**What you are asked to do:** Check each line of the material for the string "parseInt", and copy the lines that have it.

**Information shown:**
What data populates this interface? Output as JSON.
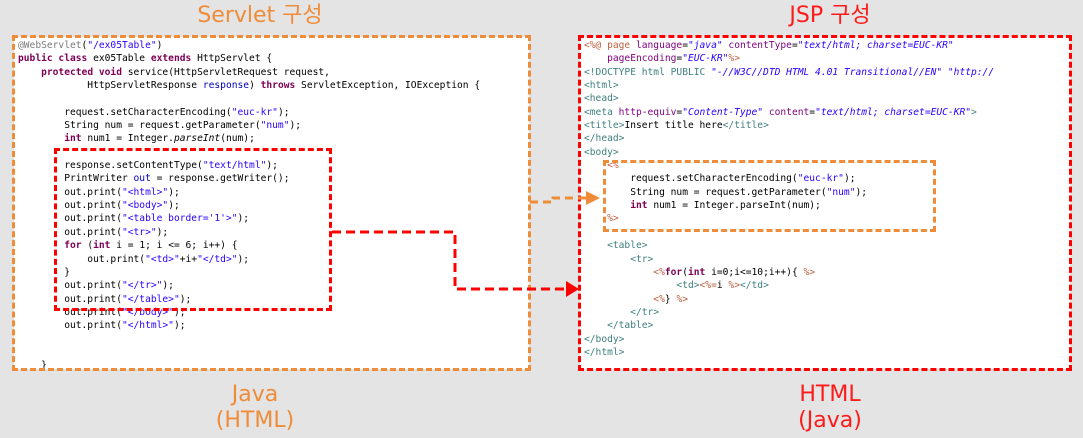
{
  "titles": {
    "servlet": "Servlet 구성",
    "jsp": "JSP 구성",
    "java_line1": "Java",
    "java_line2": "(HTML)",
    "html_line1": "HTML",
    "html_line2": "(Java)"
  },
  "colors": {
    "orange": "#ef8c3a",
    "red": "#ff0000",
    "background": "#e4e4e4"
  },
  "servlet_code": [
    [
      {
        "t": "@WebServlet",
        "c": "ann"
      },
      {
        "t": "(",
        "c": ""
      },
      {
        "t": "\"/ex05Table\"",
        "c": "str"
      },
      {
        "t": ")",
        "c": ""
      }
    ],
    [
      {
        "t": "public class",
        "c": "kw"
      },
      {
        "t": " ex05Table ",
        "c": ""
      },
      {
        "t": "extends",
        "c": "kw"
      },
      {
        "t": " HttpServlet {",
        "c": ""
      }
    ],
    [
      {
        "t": "    ",
        "c": ""
      },
      {
        "t": "protected void",
        "c": "kw"
      },
      {
        "t": " service(HttpServletRequest request,",
        "c": ""
      }
    ],
    [
      {
        "t": "            HttpServletResponse ",
        "c": ""
      },
      {
        "t": "response",
        "c": "fld"
      },
      {
        "t": ") ",
        "c": ""
      },
      {
        "t": "throws",
        "c": "kw"
      },
      {
        "t": " ServletException, IOException {",
        "c": ""
      }
    ],
    [
      {
        "t": "",
        "c": ""
      }
    ],
    [
      {
        "t": "        request.setCharacterEncoding(",
        "c": ""
      },
      {
        "t": "\"euc-kr\"",
        "c": "str"
      },
      {
        "t": ");",
        "c": ""
      }
    ],
    [
      {
        "t": "        String num = request.getParameter(",
        "c": ""
      },
      {
        "t": "\"num\"",
        "c": "str"
      },
      {
        "t": ");",
        "c": ""
      }
    ],
    [
      {
        "t": "        ",
        "c": ""
      },
      {
        "t": "int",
        "c": "kw"
      },
      {
        "t": " num1 = Integer.",
        "c": ""
      },
      {
        "t": "parseInt",
        "c": "it"
      },
      {
        "t": "(num);",
        "c": ""
      }
    ],
    [
      {
        "t": "",
        "c": ""
      }
    ],
    [
      {
        "t": "        response.setContentType(",
        "c": ""
      },
      {
        "t": "\"text/html\"",
        "c": "str"
      },
      {
        "t": ");",
        "c": ""
      }
    ],
    [
      {
        "t": "        PrintWriter ",
        "c": ""
      },
      {
        "t": "out",
        "c": "fld"
      },
      {
        "t": " = response.getWriter();",
        "c": ""
      }
    ],
    [
      {
        "t": "        out.print(",
        "c": ""
      },
      {
        "t": "\"<html>\"",
        "c": "str"
      },
      {
        "t": ");",
        "c": ""
      }
    ],
    [
      {
        "t": "        out.print(",
        "c": ""
      },
      {
        "t": "\"<body>\"",
        "c": "str"
      },
      {
        "t": ");",
        "c": ""
      }
    ],
    [
      {
        "t": "        out.print(",
        "c": ""
      },
      {
        "t": "\"<table border='1'>\"",
        "c": "str"
      },
      {
        "t": ");",
        "c": ""
      }
    ],
    [
      {
        "t": "        out.print(",
        "c": ""
      },
      {
        "t": "\"<tr>\"",
        "c": "str"
      },
      {
        "t": ");",
        "c": ""
      }
    ],
    [
      {
        "t": "        ",
        "c": ""
      },
      {
        "t": "for",
        "c": "kw"
      },
      {
        "t": " (",
        "c": ""
      },
      {
        "t": "int",
        "c": "kw"
      },
      {
        "t": " i = 1; i <= 6; i++) {",
        "c": ""
      }
    ],
    [
      {
        "t": "            out.print(",
        "c": ""
      },
      {
        "t": "\"<td>\"",
        "c": "str"
      },
      {
        "t": "+i+",
        "c": ""
      },
      {
        "t": "\"</td>\"",
        "c": "str"
      },
      {
        "t": ");",
        "c": ""
      }
    ],
    [
      {
        "t": "        }",
        "c": ""
      }
    ],
    [
      {
        "t": "        out.print(",
        "c": ""
      },
      {
        "t": "\"</tr>\"",
        "c": "str"
      },
      {
        "t": ");",
        "c": ""
      }
    ],
    [
      {
        "t": "        out.print(",
        "c": ""
      },
      {
        "t": "\"</table>\"",
        "c": "str"
      },
      {
        "t": ");",
        "c": ""
      }
    ],
    [
      {
        "t": "        out.print(",
        "c": ""
      },
      {
        "t": "\"</body>\"",
        "c": "str"
      },
      {
        "t": ");",
        "c": ""
      }
    ],
    [
      {
        "t": "        out.print(",
        "c": ""
      },
      {
        "t": "\"</html>\"",
        "c": "str"
      },
      {
        "t": ");",
        "c": ""
      }
    ],
    [
      {
        "t": "",
        "c": ""
      }
    ],
    [
      {
        "t": "",
        "c": ""
      }
    ],
    [
      {
        "t": "    }",
        "c": ""
      }
    ],
    [
      {
        "t": "",
        "c": ""
      }
    ],
    [
      {
        "t": "}",
        "c": ""
      }
    ]
  ],
  "jsp_code": [
    [
      {
        "t": "<%@ page ",
        "c": "jsp"
      },
      {
        "t": "language",
        "c": "attr"
      },
      {
        "t": "=",
        "c": ""
      },
      {
        "t": "\"java\"",
        "c": "aval"
      },
      {
        "t": " contentType",
        "c": "attr"
      },
      {
        "t": "=",
        "c": ""
      },
      {
        "t": "\"text/html; charset=EUC-KR\"",
        "c": "aval"
      }
    ],
    [
      {
        "t": "    pageEncoding",
        "c": "attr"
      },
      {
        "t": "=",
        "c": ""
      },
      {
        "t": "\"EUC-KR\"",
        "c": "aval"
      },
      {
        "t": "%>",
        "c": "jsp"
      }
    ],
    [
      {
        "t": "<!DOCTYPE html PUBLIC ",
        "c": "tag"
      },
      {
        "t": "\"-//W3C//DTD HTML 4.01 Transitional//EN\"",
        "c": "aval"
      },
      {
        "t": " \"http://",
        "c": "aval"
      }
    ],
    [
      {
        "t": "<html>",
        "c": "tag"
      }
    ],
    [
      {
        "t": "<head>",
        "c": "tag"
      }
    ],
    [
      {
        "t": "<meta ",
        "c": "tag"
      },
      {
        "t": "http-equiv",
        "c": "attr"
      },
      {
        "t": "=",
        "c": ""
      },
      {
        "t": "\"Content-Type\"",
        "c": "aval"
      },
      {
        "t": " content",
        "c": "attr"
      },
      {
        "t": "=",
        "c": ""
      },
      {
        "t": "\"text/html; charset=EUC-KR\"",
        "c": "aval"
      },
      {
        "t": ">",
        "c": "tag"
      }
    ],
    [
      {
        "t": "<title>",
        "c": "tag"
      },
      {
        "t": "Insert title here",
        "c": ""
      },
      {
        "t": "</title>",
        "c": "tag"
      }
    ],
    [
      {
        "t": "</head>",
        "c": "tag"
      }
    ],
    [
      {
        "t": "<body>",
        "c": "tag"
      }
    ],
    [
      {
        "t": "    <%",
        "c": "jsp"
      }
    ],
    [
      {
        "t": "        request.setCharacterEncoding(",
        "c": ""
      },
      {
        "t": "\"euc-kr\"",
        "c": "str"
      },
      {
        "t": ");",
        "c": ""
      }
    ],
    [
      {
        "t": "        String num = request.getParameter(",
        "c": ""
      },
      {
        "t": "\"num\"",
        "c": "str"
      },
      {
        "t": ");",
        "c": ""
      }
    ],
    [
      {
        "t": "        ",
        "c": ""
      },
      {
        "t": "int",
        "c": "kw"
      },
      {
        "t": " num1 = Integer.parseInt(num);",
        "c": ""
      }
    ],
    [
      {
        "t": "    %>",
        "c": "jsp"
      }
    ],
    [
      {
        "t": "",
        "c": ""
      }
    ],
    [
      {
        "t": "    <table>",
        "c": "tag"
      }
    ],
    [
      {
        "t": "        <tr>",
        "c": "tag"
      }
    ],
    [
      {
        "t": "            <%",
        "c": "jsp"
      },
      {
        "t": "for",
        "c": "kw"
      },
      {
        "t": "(",
        "c": ""
      },
      {
        "t": "int",
        "c": "kw"
      },
      {
        "t": " i=0;i<=10;i++){ ",
        "c": ""
      },
      {
        "t": "%>",
        "c": "jsp"
      }
    ],
    [
      {
        "t": "                <td>",
        "c": "tag"
      },
      {
        "t": "<%=",
        "c": "jsp"
      },
      {
        "t": "i ",
        "c": ""
      },
      {
        "t": "%>",
        "c": "jsp"
      },
      {
        "t": "</td>",
        "c": "tag"
      }
    ],
    [
      {
        "t": "            <%",
        "c": "jsp"
      },
      {
        "t": "} ",
        "c": ""
      },
      {
        "t": "%>",
        "c": "jsp"
      }
    ],
    [
      {
        "t": "        </tr>",
        "c": "tag"
      }
    ],
    [
      {
        "t": "    </table>",
        "c": "tag"
      }
    ],
    [
      {
        "t": "</body>",
        "c": "tag"
      }
    ],
    [
      {
        "t": "</html>",
        "c": "tag"
      }
    ]
  ]
}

**Exercise answer:**
        "t": "parseInt",
        "t": " num1 = Integer.parseInt(num);",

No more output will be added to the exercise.